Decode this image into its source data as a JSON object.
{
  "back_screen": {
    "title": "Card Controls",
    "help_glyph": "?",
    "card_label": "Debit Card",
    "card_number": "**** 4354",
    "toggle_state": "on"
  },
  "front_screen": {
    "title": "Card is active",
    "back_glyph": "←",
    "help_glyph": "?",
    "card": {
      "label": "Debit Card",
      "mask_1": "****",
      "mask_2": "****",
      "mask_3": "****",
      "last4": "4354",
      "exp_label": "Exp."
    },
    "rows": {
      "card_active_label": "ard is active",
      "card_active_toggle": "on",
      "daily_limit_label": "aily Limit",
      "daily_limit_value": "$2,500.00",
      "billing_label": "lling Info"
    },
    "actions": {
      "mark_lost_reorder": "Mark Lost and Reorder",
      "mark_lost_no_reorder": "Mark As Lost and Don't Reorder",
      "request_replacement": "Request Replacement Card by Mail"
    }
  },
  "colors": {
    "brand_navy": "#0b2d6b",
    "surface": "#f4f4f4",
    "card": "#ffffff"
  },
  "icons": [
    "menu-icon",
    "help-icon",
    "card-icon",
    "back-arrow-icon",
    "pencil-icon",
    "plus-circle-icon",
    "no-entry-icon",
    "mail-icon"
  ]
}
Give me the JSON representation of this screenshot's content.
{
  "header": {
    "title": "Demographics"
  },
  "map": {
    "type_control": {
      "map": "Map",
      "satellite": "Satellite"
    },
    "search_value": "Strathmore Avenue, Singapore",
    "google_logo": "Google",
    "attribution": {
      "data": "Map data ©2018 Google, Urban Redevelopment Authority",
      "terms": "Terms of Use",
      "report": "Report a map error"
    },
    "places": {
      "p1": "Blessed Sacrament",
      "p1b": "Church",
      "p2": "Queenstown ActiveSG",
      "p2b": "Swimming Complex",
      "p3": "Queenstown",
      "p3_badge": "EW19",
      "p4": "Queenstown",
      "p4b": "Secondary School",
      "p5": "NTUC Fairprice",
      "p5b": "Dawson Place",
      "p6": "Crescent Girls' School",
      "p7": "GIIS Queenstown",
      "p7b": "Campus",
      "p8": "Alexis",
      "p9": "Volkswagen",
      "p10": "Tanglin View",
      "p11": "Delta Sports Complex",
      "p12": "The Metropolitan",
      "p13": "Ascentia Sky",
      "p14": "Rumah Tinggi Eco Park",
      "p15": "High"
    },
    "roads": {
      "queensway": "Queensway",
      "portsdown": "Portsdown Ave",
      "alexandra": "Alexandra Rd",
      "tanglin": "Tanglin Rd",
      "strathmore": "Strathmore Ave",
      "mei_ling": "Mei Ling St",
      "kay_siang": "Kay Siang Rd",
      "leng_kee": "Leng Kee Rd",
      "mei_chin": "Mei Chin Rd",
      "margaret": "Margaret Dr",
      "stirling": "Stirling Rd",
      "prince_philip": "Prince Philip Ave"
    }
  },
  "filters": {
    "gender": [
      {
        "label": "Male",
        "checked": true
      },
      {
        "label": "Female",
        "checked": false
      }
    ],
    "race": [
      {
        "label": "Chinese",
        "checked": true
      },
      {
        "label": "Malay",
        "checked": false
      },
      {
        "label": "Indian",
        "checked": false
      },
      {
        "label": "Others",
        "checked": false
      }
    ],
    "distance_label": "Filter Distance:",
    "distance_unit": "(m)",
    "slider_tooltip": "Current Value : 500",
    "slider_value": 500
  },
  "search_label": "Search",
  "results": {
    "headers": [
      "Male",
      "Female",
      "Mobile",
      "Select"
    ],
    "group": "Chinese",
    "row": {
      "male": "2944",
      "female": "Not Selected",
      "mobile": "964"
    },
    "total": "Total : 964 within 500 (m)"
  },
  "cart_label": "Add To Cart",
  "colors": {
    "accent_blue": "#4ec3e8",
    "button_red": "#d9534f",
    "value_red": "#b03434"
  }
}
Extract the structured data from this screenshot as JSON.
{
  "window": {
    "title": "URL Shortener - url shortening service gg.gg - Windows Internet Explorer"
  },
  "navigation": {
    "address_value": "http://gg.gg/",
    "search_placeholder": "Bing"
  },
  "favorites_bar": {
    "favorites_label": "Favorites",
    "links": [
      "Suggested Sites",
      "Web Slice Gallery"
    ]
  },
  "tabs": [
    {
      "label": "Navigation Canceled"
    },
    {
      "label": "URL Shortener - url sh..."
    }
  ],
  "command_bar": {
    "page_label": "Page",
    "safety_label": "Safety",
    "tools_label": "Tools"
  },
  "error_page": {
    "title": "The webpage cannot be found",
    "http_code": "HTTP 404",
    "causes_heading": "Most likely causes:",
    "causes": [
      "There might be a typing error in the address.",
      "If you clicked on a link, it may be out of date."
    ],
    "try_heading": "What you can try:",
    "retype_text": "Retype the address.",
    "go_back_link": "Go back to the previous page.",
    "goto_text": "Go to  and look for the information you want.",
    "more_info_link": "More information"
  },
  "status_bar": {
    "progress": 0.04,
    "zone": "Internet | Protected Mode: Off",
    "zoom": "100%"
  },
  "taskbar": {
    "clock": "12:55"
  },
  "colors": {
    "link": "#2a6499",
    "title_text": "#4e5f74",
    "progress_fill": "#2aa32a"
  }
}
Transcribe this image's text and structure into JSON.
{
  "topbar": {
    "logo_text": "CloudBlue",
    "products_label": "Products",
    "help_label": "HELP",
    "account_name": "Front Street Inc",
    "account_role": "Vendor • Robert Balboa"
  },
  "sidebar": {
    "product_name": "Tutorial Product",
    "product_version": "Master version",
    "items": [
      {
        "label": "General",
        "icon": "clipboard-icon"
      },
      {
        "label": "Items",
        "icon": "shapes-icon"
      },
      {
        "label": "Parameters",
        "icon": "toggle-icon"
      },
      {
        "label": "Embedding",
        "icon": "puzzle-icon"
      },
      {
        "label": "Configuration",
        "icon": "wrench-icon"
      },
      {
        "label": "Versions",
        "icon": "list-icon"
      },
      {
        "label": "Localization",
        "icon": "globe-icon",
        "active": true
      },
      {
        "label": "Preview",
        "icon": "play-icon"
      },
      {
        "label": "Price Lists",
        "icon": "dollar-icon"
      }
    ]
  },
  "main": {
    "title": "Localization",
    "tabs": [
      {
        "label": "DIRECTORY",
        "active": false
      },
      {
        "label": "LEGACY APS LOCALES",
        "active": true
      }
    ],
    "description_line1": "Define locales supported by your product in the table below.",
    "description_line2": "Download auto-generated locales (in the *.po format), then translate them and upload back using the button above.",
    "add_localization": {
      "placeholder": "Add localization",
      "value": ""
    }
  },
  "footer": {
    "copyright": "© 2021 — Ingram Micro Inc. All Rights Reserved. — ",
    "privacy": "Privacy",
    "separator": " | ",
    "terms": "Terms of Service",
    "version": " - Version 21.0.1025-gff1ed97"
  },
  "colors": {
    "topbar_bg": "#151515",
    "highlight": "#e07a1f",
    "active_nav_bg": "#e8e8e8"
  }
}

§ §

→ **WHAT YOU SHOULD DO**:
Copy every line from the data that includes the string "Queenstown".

→ **RESPONSE AREA**:
      "p2": "Queenstown ActiveSG",
      "p3": "Queenstown",
      "p4": "Queenstown",
      "p7": "GIIS Queenstown",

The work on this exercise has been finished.